Speaking of which, the Conservatives start this election with almost no chances of finishing first (not even a plurality). The party is bleeding on its right (many polls have shown that the CPC has lost more voters to the PPC/Maverick than to the Liberals) all while not making any gains in the center. O'Toole has clearly tried to re-center his party and enlarge his coalition, but it hasn't worked yet. So the CPC has this worst case scenario where the base is unhappy and the moderates aren't joining. The bleeding on the right might end up not costing too many seats (the CPC will just win the rural ridings in Saskatchewan and Alberta with smaller majorities) but it creates a situation where O'Toole has to fight on both fronts. Given the polling numbers, I wouldn't be surprised if the Tories decide to run a boring, catered-for-the-base campaign with the aim of saving the furniture (i.e: winning 100 seats) all while hoping the NDP and Bloc are preventing a majority. This plan might work as long as they don't drop too much in the West, in particular in BC where some polls are straight up disastrous for the CPC.

The NDP is the other party starting this election in good shape. Very different compared to the  beginning of the 2019 campaign where the NDP was polling at the same level as the Green party, around 10-12%. Singh ultimately won that battle (partially by winning the English debate) and enjoyed good momentum at the end of the campaign. It didn't translate into as many seats as they had hope but it created a strong foundation to built onto. Singh also benefits from being, by far, the most liked leader federally. If he plays his cards well, we could see a mini orange wave with the NDP gaining many seats in Ontario and BC. This could be helped by the fact the CPC isn't a 'threat' as far as forming the government is concerned, thus negating any call for 'strategic voting' the Liberals will throw around.

The Green party is collapsing in front of our eyes with a party actively sabotaging the efforts of its new elected leader. This is spectacular to witness but sad democratically. They already lost one MP (Fredericton) who decided she wanted to keep her seat and run for the Liberals (shameful but whatever) and they could well end up with only one elected MP, Elizabeth May, the former leader. I can't see this party getting its shit together during the next 4 weeks and I think the only real question is who benefits from the collapse, the Liberals or the NDP? Polls don't necessarily agree on that front.

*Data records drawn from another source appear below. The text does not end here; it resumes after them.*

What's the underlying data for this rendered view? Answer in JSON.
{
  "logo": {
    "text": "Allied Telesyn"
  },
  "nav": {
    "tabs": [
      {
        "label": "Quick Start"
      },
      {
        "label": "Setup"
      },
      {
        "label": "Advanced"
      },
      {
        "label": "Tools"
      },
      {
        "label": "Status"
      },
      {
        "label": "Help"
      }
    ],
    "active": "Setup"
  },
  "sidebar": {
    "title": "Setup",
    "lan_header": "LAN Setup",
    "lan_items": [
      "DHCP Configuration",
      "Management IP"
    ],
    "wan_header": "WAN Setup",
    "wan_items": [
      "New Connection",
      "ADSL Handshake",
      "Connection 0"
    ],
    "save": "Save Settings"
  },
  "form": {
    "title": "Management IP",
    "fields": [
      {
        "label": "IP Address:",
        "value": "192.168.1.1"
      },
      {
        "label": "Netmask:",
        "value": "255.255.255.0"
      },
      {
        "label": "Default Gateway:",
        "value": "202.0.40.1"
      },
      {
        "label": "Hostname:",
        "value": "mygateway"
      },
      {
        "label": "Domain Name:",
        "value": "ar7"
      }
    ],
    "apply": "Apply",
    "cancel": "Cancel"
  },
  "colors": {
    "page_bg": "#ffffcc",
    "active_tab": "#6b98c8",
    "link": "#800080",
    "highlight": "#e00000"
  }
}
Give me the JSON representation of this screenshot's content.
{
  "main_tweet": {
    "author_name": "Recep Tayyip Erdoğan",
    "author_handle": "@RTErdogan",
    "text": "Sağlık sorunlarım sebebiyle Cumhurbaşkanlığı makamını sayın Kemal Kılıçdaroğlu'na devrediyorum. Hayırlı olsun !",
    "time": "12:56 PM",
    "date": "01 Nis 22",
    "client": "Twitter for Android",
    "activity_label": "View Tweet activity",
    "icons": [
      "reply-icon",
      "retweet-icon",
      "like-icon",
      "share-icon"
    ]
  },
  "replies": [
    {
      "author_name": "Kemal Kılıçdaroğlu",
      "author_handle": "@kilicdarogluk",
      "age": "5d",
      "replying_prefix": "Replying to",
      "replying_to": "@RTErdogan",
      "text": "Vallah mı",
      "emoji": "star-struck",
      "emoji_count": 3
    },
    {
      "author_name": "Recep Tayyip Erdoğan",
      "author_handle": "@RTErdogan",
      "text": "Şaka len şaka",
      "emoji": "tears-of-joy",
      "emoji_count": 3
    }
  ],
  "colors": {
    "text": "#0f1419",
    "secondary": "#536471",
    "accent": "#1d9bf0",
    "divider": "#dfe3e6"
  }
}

Finally, the Bloc is polling significantly lower than in 2019 but things could change quickly. Blanchet is still liked and the Bloc as well. If the election becomes a question about giving Trudeau a majority, the Bloc would be ideally positioned. Blanchet also has the benefit of being able to campaign in Quebec every day while Trudeau will need to spend a lot of time elsewhere. My guess is the Bloc has the objective to regain some or the urban ridings it should have won in 2019 (Hochelaga, ridings on the south shore of Montreal). The Bloc could be under threat of the Conservatives if they were to increase in Quebec (both parties do share part of the electorate) but O'Toole's French is too weak in my opinion for him to make major inroads in La Belle Province. Also, as mentioned previously, the CPC will likely play defense for most of the election. That means spending more time in Ontario and BC than in Quebec.

Alright, that's all for now. Happy election!

Detailed projections

Proj Canada 15 August 2021 by bryanbreguet on Scribd